The county board voted to ban carbon capture wells in all zoning districts in DeWitt County.  One company had announced its plan to send CO2 from Iowa ag production plants through a pipeline to wells in northwest DeWitt County.  Injecting CO2 a mile down into specified geological formations is a technology intended to remove the climate-damaging element from the atmosphere.

Tera Kaupraun, president of the Sangamon Valley Beekeepers Association addressed the Clinton City Council urging commissioners to change the city ordinance to allow beekeeping in the city limits.  Kaupraun’s organization teaching beekeeping classes in the winter, and she promoted the environmental benefits of bees and the value of beekeeping as a hobby.

The city council passed a plan to create a 10 percent tax on movie theater tickets.  The entire tax would be rebated to Clintonia Eagle Theater for three years and then would rebate 95 percent of the tax thereafter.  The plan would help keep the theater in town during a time when movie theaters face competition from multiple sources.

Clinton Police Chief Ben Lowers reported about 85,500 people attended the annual Apple ‘N Pork Festival over its two-day run.


After about a year of dealing with fiber optics digging crews hitting natural gas lines on a regular basis, the city laid down the law with regard to future digging.  Officials temporarily banned one company from any further boring for violating city code regulating after hours digging.  Two other firms were told violating safety practices to expedite work would not be permitted.

Navigator CO2 withdrew its permit application with the state for a sequestration pipeline leading to proposed wells in DeWitt and other Illinois counties.  Regulatory obstacles were largely responsible for the withdrawal.

The DeWitt County Board voted to reject a proposed moratorium on CO2 pipelines in the county that state’s attorney Dan Markwell advised would likely be unenforceable.  Markwell said a moratorium would not be enforceable because regulatory power over the pipelines lay with the federal government.


Navigator CO2 cancelled its plans for a 1,300-mile carbon capture pipeline reaching to Illinois.  The company cited the “unpredictable nature” of the regulatory process as the deciding factor in their decision.

The Clinton Festival of Trees organization announced its first Festival of Trees planned to set up on Mr. Lincoln’s Square for the holiday season.  Businesses, organizations and residents each made a $50 donation to the group to set up, light and decorate 50 trees on the square to run through New Year’s.

The C.H. Moore Homestead & DeWitt County Museum announced its annual candlelight tours through December.  “Christmas Ball” was the theme for the 2023 event.

Holiday events scheduled through the end of 2023 included the Clinton and Farmer City Christmas parades, Santa at the Museum, hosted by the DeWitt County Museum, the musuem’s candlelight tours, Hot Cocoa with Santa, hosted by Vespasian Warner Public Library, and An Old-Fashioned Christmas with Santa Claus, hosted by the Weldon Springs Foundation at Union Schoolhouse, Weldon Springs State Recreation Area.

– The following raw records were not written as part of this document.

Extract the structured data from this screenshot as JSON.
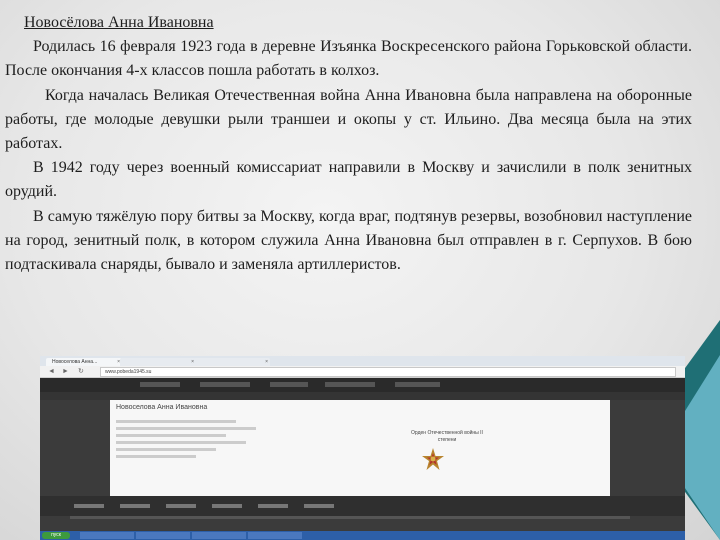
{
  "text": {
    "name_line": "Новосёлова Анна Ивановна",
    "p1": "Родилась 16 февраля 1923 года в деревне Изъянка Воскресенского района Горьковской области. После окончания 4-х классов пошла работать в колхоз.",
    "p2": "Когда началась Великая Отечественная война Анна Ивановна была направлена на оборонные работы, где молодые девушки рыли траншеи и окопы у ст. Ильино. Два месяца была на этих работах.",
    "p3": "В 1942 году через военный комиссариат направили в Москву и зачислили в полк зенитных орудий.",
    "p4": "В самую тяжёлую пору битвы за Москву, когда враг, подтянув резервы, возобновил наступление на город, зенитный полк, в котором служила Анна Ивановна был отправлен в г. Серпухов. В бою подтаскивала снаряды, бывало и заменяла артиллеристов."
  },
  "screenshot": {
    "tab_label": "Новоселова Анна...",
    "url": "www.pobeda1945.su",
    "card_title": "Новоселова Анна Ивановна",
    "award": "Орден Отечественной войны II степени",
    "taskbar_start": "пуск",
    "colors": {
      "accent_teal": "#1f6f75",
      "deco_light": "#62b0c1",
      "taskbar": "#2d5fa8"
    }
  }
}
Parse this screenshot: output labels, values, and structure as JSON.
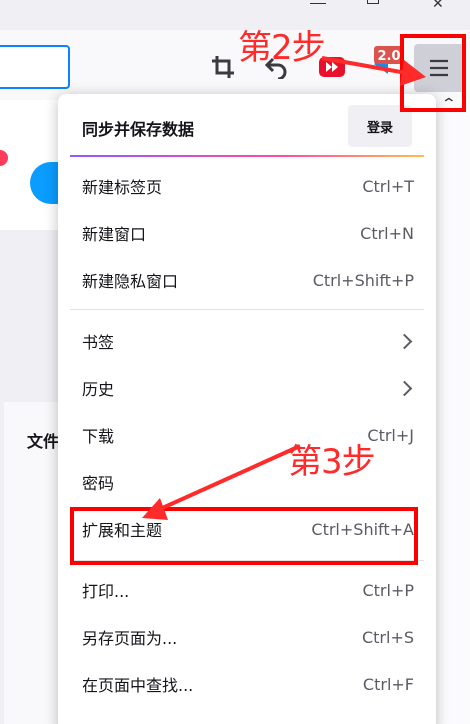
{
  "annotations": {
    "step2": "第2步",
    "step3": "第3步",
    "color": "#ff0000"
  },
  "toolbar": {
    "icons": [
      "crop-icon",
      "undo-icon",
      "youtube-icon",
      "extension-icon",
      "hamburger-menu-icon"
    ],
    "ext_badge": "2.0"
  },
  "background": {
    "card_text": "文件"
  },
  "panel": {
    "title": "同步并保存数据",
    "signin_button": "登录",
    "items": [
      {
        "label": "新建标签页",
        "shortcut": "Ctrl+T"
      },
      {
        "label": "新建窗口",
        "shortcut": "Ctrl+N"
      },
      {
        "label": "新建隐私窗口",
        "shortcut": "Ctrl+Shift+P"
      },
      {
        "label": "书签",
        "submenu": true
      },
      {
        "label": "历史",
        "submenu": true
      },
      {
        "label": "下载",
        "shortcut": "Ctrl+J"
      },
      {
        "label": "密码",
        "shortcut": ""
      },
      {
        "label": "扩展和主题",
        "shortcut": "Ctrl+Shift+A"
      },
      {
        "label": "打印...",
        "shortcut": "Ctrl+P"
      },
      {
        "label": "另存页面为...",
        "shortcut": "Ctrl+S"
      },
      {
        "label": "在页面中查找...",
        "shortcut": "Ctrl+F"
      }
    ]
  }
}
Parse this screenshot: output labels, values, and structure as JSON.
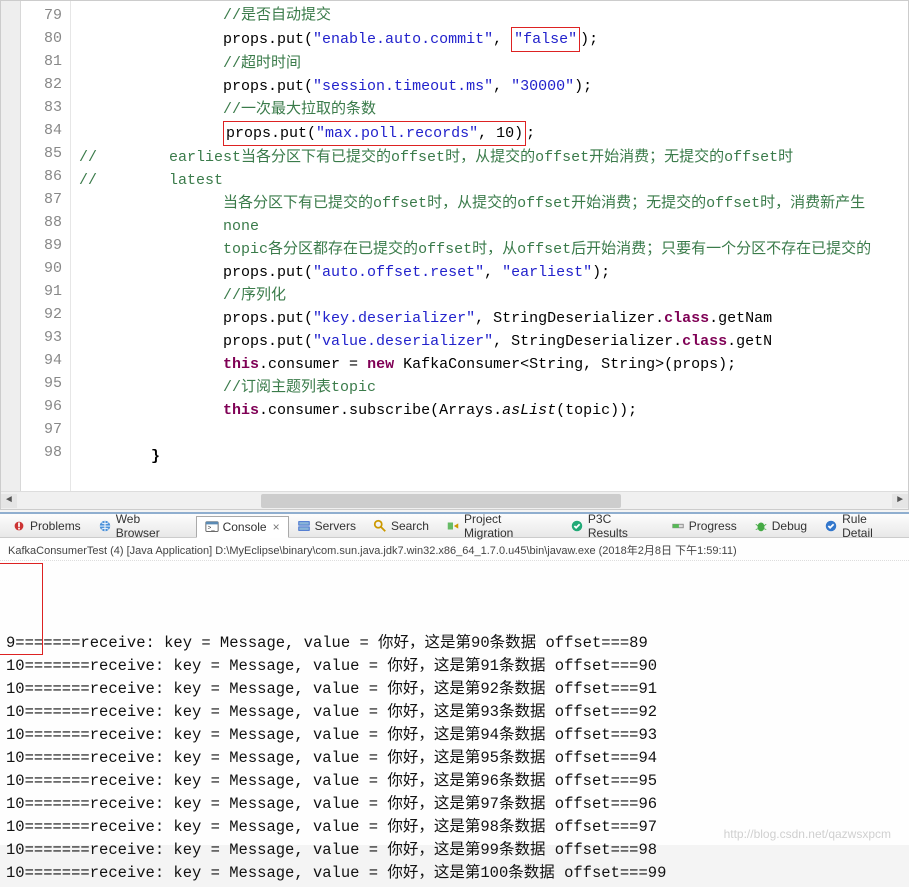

First National Bank & Trust announced its annual REV competition winners, which included C&P Custom Printing, Dance Xtreme, Jumpstart Nutrition and Leading Men Fiber Arts.


A $12.50 per month increase in residents’ water and sewer bills took effect to help pay for upgrades to the Clinton Sanitary District.  The improvements are intended to replace the aging facility, improve treatment performance and comply with upcoming IEPA discharge requirements.

Meta, parent company of Facebook, announced its new Illinois data center, powered by a DeWitt County wind energy facility, was now in operation.  Meta broke ground on the data facility in 2020 in DeKalb, Ill.

DeWitt County officials weighed the possibility of implementing battery storage restrictions on wind energy facilities that mirror those on solar energy plants. 

The county board approved an application from Blue Iris Solar for a 40-acre solar electric generating facility near Farmer City.  The board concluded the application met the requirements for the ordinance that was in place at the time the application was submitted.

The Clinton school board approved nearly $3 million to renovations to the high school football complex to include the football field, track and lighting.